Amnesty International BU Hosts Human Rights Discussion

This Saturday afternoon, BU’s chapter of Amnesty International held a panel discussion on human rights and immigration law under the Trump administration. The panelists, Hiam Altali the Founder of Justice for Detainees in Syria, Tahirah Dean, an immigration law attorney, Yoana Kuzmova, a BU immigration law Professor, Timothy Longman, Director of the Institute of Culture, Religion and World Affairs, Elena Noureddine, an immigration attorney, and Terry Rockefeller, the Amnesty International Board of Directors documentary film producer, all agreed that the US should be doing more in its efforts to aid countries in crisis.

They also discussed the inhumane ways the US treats immigrants and the power that ICE officers have over detainees.
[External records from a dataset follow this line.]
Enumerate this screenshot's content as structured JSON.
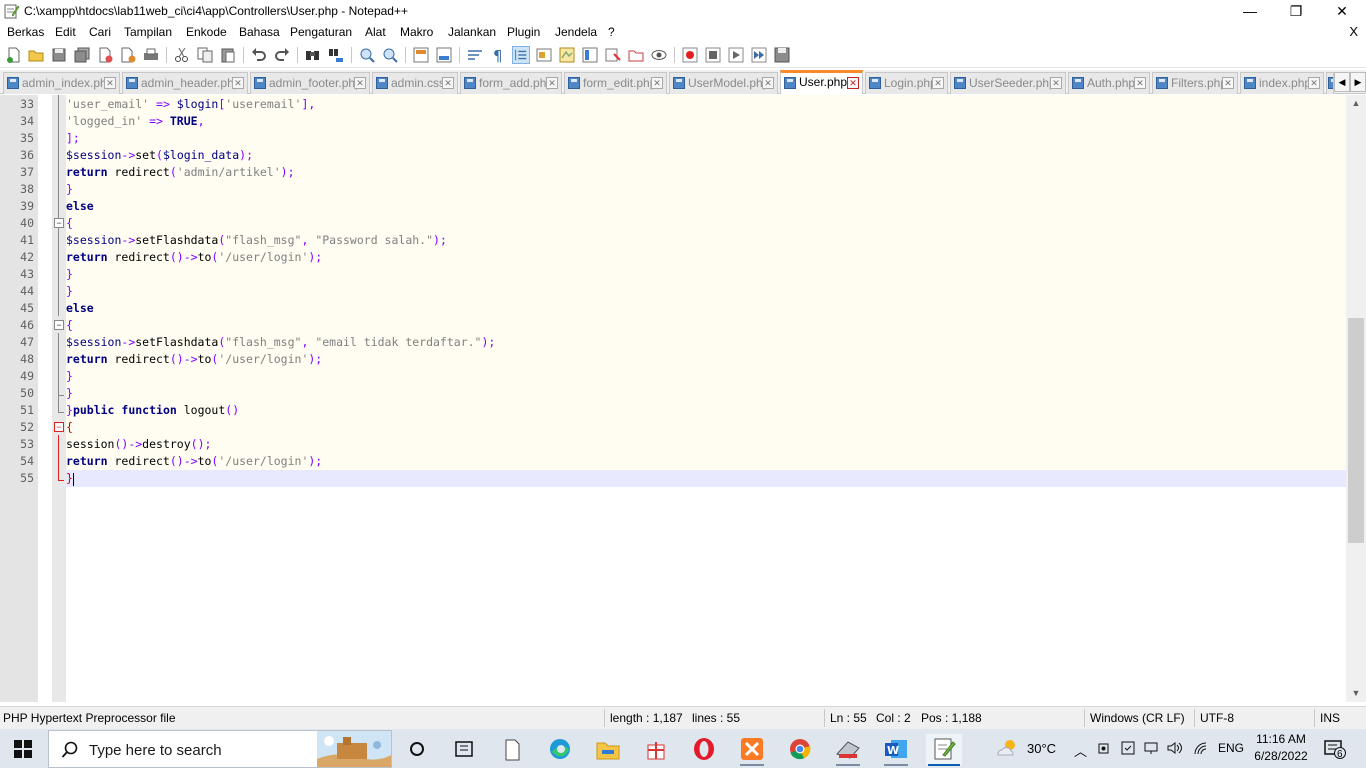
{
  "window": {
    "title": "C:\\xampp\\htdocs\\lab11web_ci\\ci4\\app\\Controllers\\User.php - Notepad++",
    "minimize": "—",
    "maximize": "❐",
    "close": "✕"
  },
  "menu": {
    "items": [
      "Berkas",
      "Edit",
      "Cari",
      "Tampilan",
      "Enkode",
      "Bahasa",
      "Pengaturan",
      "Alat",
      "Makro",
      "Jalankan",
      "Plugin",
      "Jendela",
      "?"
    ],
    "close_doc": "X"
  },
  "tabs": [
    {
      "label": "admin_index.php",
      "active": false
    },
    {
      "label": "admin_header.php",
      "active": false
    },
    {
      "label": "admin_footer.php",
      "active": false
    },
    {
      "label": "admin.css",
      "active": false
    },
    {
      "label": "form_add.php",
      "active": false
    },
    {
      "label": "form_edit.php",
      "active": false
    },
    {
      "label": "UserModel.php",
      "active": false
    },
    {
      "label": "User.php",
      "active": true
    },
    {
      "label": "Login.php",
      "active": false
    },
    {
      "label": "UserSeeder.php",
      "active": false
    },
    {
      "label": "Auth.php",
      "active": false
    },
    {
      "label": "Filters.php",
      "active": false
    },
    {
      "label": "index.php",
      "active": false
    }
  ],
  "editor": {
    "lines": [
      {
        "n": "33",
        "tokens": [
          [
            "str",
            "'user_email'"
          ],
          [
            "op",
            " => "
          ],
          [
            "var",
            "$login"
          ],
          [
            "op",
            "["
          ],
          [
            "str",
            "'useremail'"
          ],
          [
            "op",
            "],"
          ]
        ]
      },
      {
        "n": "34",
        "tokens": [
          [
            "str",
            "'logged_in'"
          ],
          [
            "op",
            " => "
          ],
          [
            "kw",
            "TRUE"
          ],
          [
            "op",
            ","
          ]
        ]
      },
      {
        "n": "35",
        "tokens": [
          [
            "op",
            "];"
          ]
        ]
      },
      {
        "n": "36",
        "tokens": [
          [
            "var",
            "$session"
          ],
          [
            "op",
            "->"
          ],
          [
            "fn",
            "set"
          ],
          [
            "op",
            "("
          ],
          [
            "var",
            "$login_data"
          ],
          [
            "op",
            ");"
          ]
        ]
      },
      {
        "n": "37",
        "tokens": [
          [
            "kw",
            "return"
          ],
          [
            "fn",
            " redirect"
          ],
          [
            "op",
            "("
          ],
          [
            "str",
            "'admin/artikel'"
          ],
          [
            "op",
            ");"
          ]
        ]
      },
      {
        "n": "38",
        "tokens": [
          [
            "op",
            "}"
          ]
        ]
      },
      {
        "n": "39",
        "tokens": [
          [
            "kw",
            "else"
          ]
        ]
      },
      {
        "n": "40",
        "tokens": [
          [
            "op",
            "{"
          ]
        ]
      },
      {
        "n": "41",
        "tokens": [
          [
            "var",
            "$session"
          ],
          [
            "op",
            "->"
          ],
          [
            "fn",
            "setFlashdata"
          ],
          [
            "op",
            "("
          ],
          [
            "str",
            "\"flash_msg\""
          ],
          [
            "op",
            ", "
          ],
          [
            "str",
            "\"Password salah.\""
          ],
          [
            "op",
            ");"
          ]
        ]
      },
      {
        "n": "42",
        "tokens": [
          [
            "kw",
            "return"
          ],
          [
            "fn",
            " redirect"
          ],
          [
            "op",
            "()->"
          ],
          [
            "fn",
            "to"
          ],
          [
            "op",
            "("
          ],
          [
            "str",
            "'/user/login'"
          ],
          [
            "op",
            ");"
          ]
        ]
      },
      {
        "n": "43",
        "tokens": [
          [
            "op",
            "}"
          ]
        ]
      },
      {
        "n": "44",
        "tokens": [
          [
            "op",
            "}"
          ]
        ]
      },
      {
        "n": "45",
        "tokens": [
          [
            "kw",
            "else"
          ]
        ]
      },
      {
        "n": "46",
        "tokens": [
          [
            "op",
            "{"
          ]
        ]
      },
      {
        "n": "47",
        "tokens": [
          [
            "var",
            "$session"
          ],
          [
            "op",
            "->"
          ],
          [
            "fn",
            "setFlashdata"
          ],
          [
            "op",
            "("
          ],
          [
            "str",
            "\"flash_msg\""
          ],
          [
            "op",
            ", "
          ],
          [
            "str",
            "\"email tidak terdaftar.\""
          ],
          [
            "op",
            ");"
          ]
        ]
      },
      {
        "n": "48",
        "tokens": [
          [
            "kw",
            "return"
          ],
          [
            "fn",
            " redirect"
          ],
          [
            "op",
            "()->"
          ],
          [
            "fn",
            "to"
          ],
          [
            "op",
            "("
          ],
          [
            "str",
            "'/user/login'"
          ],
          [
            "op",
            ");"
          ]
        ]
      },
      {
        "n": "49",
        "tokens": [
          [
            "op",
            "}"
          ]
        ]
      },
      {
        "n": "50",
        "tokens": [
          [
            "op",
            "}"
          ]
        ]
      },
      {
        "n": "51",
        "tokens": [
          [
            "op",
            "}"
          ],
          [
            "kw",
            "public function"
          ],
          [
            "fn",
            " logout"
          ],
          [
            "op",
            "()"
          ]
        ]
      },
      {
        "n": "52",
        "tokens": [
          [
            "hd",
            "{"
          ]
        ]
      },
      {
        "n": "53",
        "tokens": [
          [
            "fn",
            "session"
          ],
          [
            "op",
            "()->"
          ],
          [
            "fn",
            "destroy"
          ],
          [
            "op",
            "();"
          ]
        ]
      },
      {
        "n": "54",
        "tokens": [
          [
            "kw",
            "return"
          ],
          [
            "fn",
            " redirect"
          ],
          [
            "op",
            "()->"
          ],
          [
            "fn",
            "to"
          ],
          [
            "op",
            "("
          ],
          [
            "str",
            "'/user/login'"
          ],
          [
            "op",
            ");"
          ]
        ]
      },
      {
        "n": "55",
        "tokens": [
          [
            "hd",
            "}"
          ]
        ]
      }
    ]
  },
  "status": {
    "filetype": "PHP Hypertext Preprocessor file",
    "length": "length : 1,187",
    "lines": "lines : 55",
    "ln": "Ln : 55",
    "col": "Col : 2",
    "pos": "Pos : 1,188",
    "eol": "Windows (CR LF)",
    "encoding": "UTF-8",
    "mode": "INS"
  },
  "taskbar": {
    "search_placeholder": "Type here to search",
    "weather": "30°C",
    "lang": "ENG",
    "time": "11:16 AM",
    "date": "6/28/2022",
    "notifications": "6"
  },
  "colors": {
    "accent_tab": "#fa8b28",
    "keyword": "#000080",
    "operator": "#8000ff",
    "string": "#808080",
    "current_line": "#e8e8ff"
  }
}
The panelists came to the consensus that it doesn’t seem like Human Rights is even on Trump’s radar and that he may be doing just the opposite of fighting for people’s rights.

For full coverage of the event check out my Twitter moment.

How do you think the Trump administration compares to past administrations in terms of their role in aiding refugees?


BU students and staff safe after Capitol shooting incident

March 28, 2016

After reports of shots fired at the United States Capitol Visitor Center, all BU students and staff in Washington D.C. are safe, BU spokesperson Colin Riley said.

“There was a shelter-in-place instruction in the Capitol, and that order has now been lifted,” Riley said. “We’ve checked, and all of our students are fine.”

Riley said there are several BU students interning in the House office building and one interning in the Senate building, and they are all accounted for. It is unknown if they were in the buildings at the time of shooting.

U.S. Capitol police locked down the entire U.S. Capitol Complex due to a potential security threat, according to an email sent to those working in the complex.

Those working in the Capitol received emails Monday at around 8 a.m. that informed them that there would be shelter-in-place drills for actions they would take if a shooting occurred, according to the email. The drills only applied to the Capitol and not the Capitol Visitor Center.

CNN reported that when the suspect went through a metal detector in the Capitol, an alarm sounded and he drew his gun. The male suspect was immediately shot by Capitol police this afternoon.

The suspect is now in custody and was injured by shrapnel, according to CNN. A female bystander was also injured.

According to the Senate sergeant at arms, the lockdown has been lifted and the Capitol is open for official business only. The Capitol Visitor Center remains closed, and road closures have been put in place.

The D.C. Police Department confirmed that there is no longer an active threat to the area. “There has been an isolated incident at the US Capitol,” the department tweeted. “There is no active threat to the public.”

Originally published here:

BU Theatre on Huntington Avenue sold after six-month-long process

By: Kyler Sumter and Sadiah Thompson

The Boston University-owned BU Theatre on 264 Huntington Ave., which was put on the market in October, was sold after a six-month-long process, according to BU’s Senior Vice President of Operations Gary Nicksa.

The $25 million dollar revenue from the property will go toward the new theater art facility on Commonwealth Avenue.

“Right now, we’re in the early stages of the design and just beginning the public approval process,” Nicksa said. “What we’re planning on doing there is building theater arts production space — scene shops, paint shops, lighting studios — and a 250-seat studio performance theater, a black box theater. We’re not replacing the big proscenium main stage.”

Nicksa said the new location of the facility will be more convenient for students.

“The production and the studio performance space that will be located here on Commonwealth Avenue will allow theater students to attend classes here rather than having to take the bus and go to Huntington Avenue,” Nicksa said.

The sale will take up to 45 days to complete, according to BU spokesperson Colin Riley.

Dave Sebastian contributed to the reporting of this article.

Originally published here: